For instance, the comparator set isn’t delineated, and could simply contain books in subject areas that are less mainstream, authors who are less well-known, or subjects that at the moment aren’t supported by the broader culture (e.g., when The Queen’s Gambit was hot on Netflix, books on chess were all the rage).

But making the boast and attributing it to access doesn’t make sense even using the sparse data they share. It turns out that 3.75% of the titles accounted for ~27% of the usage they cite in the report, an indication that access modality is not what is making the difference, but rather the subject matter and relevance of what is being published. There may even be titles in the set that are underperforming those in the putative comparator set.

And that comparator set is not clear at all, as online usage of MIT Press books has to be rather difficult if they are not OA — at least as far as my sampling could determine. Maybe institutional licenses are different, but even then, we don’t know the penetration of these licenses, or how primed for SEO the non-OA books are.

There is also no mention of sales, despite the hardcover of the most downloaded book being for sale on Amazon, via the MIT Press site, and with an e-book for sale for $1 less than the hardcover via Penguin RandomHouse. In fact, all D2O books are for sale elsewhere, but heaven forfend they boast about D2O boosting retail sales — or admit that D2O hurts retail performance. Why tell the whole story when the narrative you’re after is all about OA?

Did the OA-available books sell more copies than those not made available in this manner? Is there also a commercial upside? How did they deal with “double-dipping” perceptions given the funding of D2O alongside commercial sales?

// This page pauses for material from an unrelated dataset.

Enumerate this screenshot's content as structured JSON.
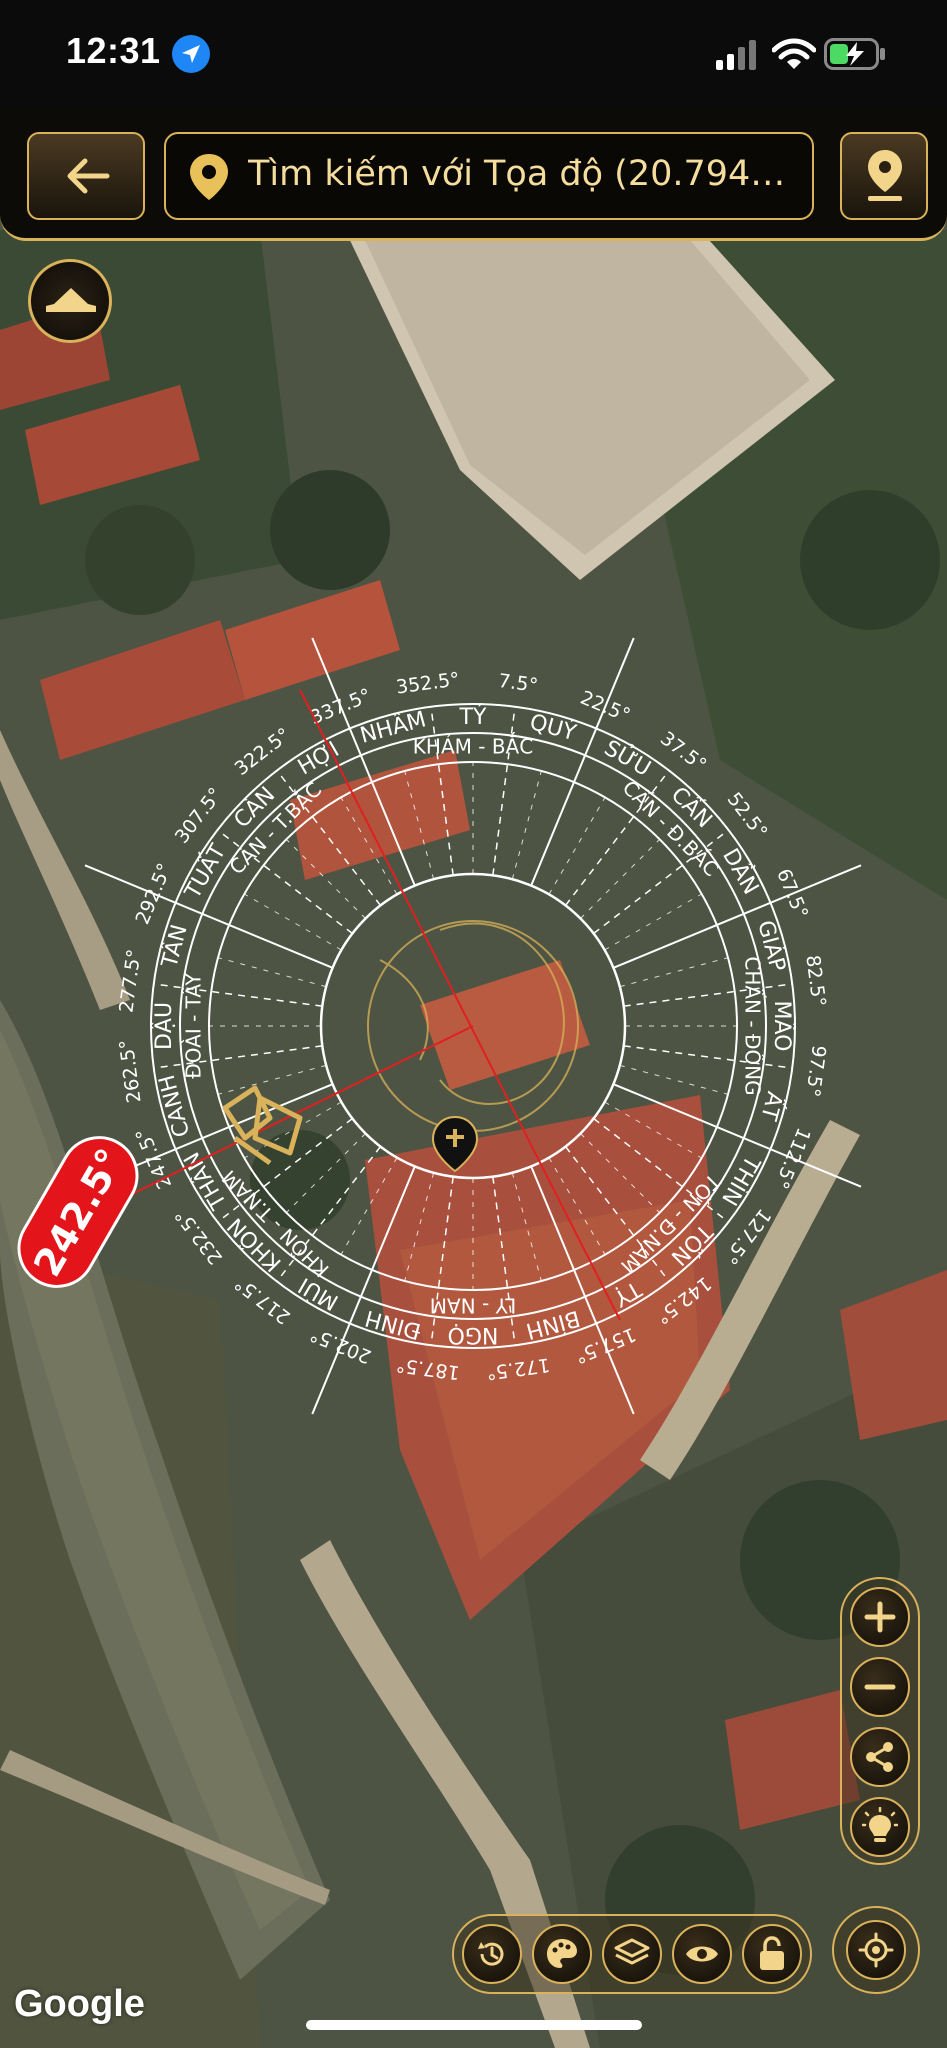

Given how difficult it is to find the OA version of the book using on-site navigation or otherwise, I’m guessing most of the “usage” is transient discovery via search, with no real indication of how engaged in the content users have been. Was it a click and trash experience? Or, did it help drive commercial sales?

We can’t know via the kind of usage data touted here.

It seems predictable/tiresome and weird for a university press to be pushing an ideology about publishing, especially when it’s simultaneously pushing commercial sales while pretty much misrepresenting the data to support a preconceived narrative about a lane of access politics that is losing its luster.

Maybe what this report truly shows is that that 96% of the D2O titles generate very little interest, requiring them to use averages to obscure an entire portfolio’s overall mediocrity, and leveraging data that are highly skewed as a transparent marketing head fake.

The OA silliness is strong with this one . . .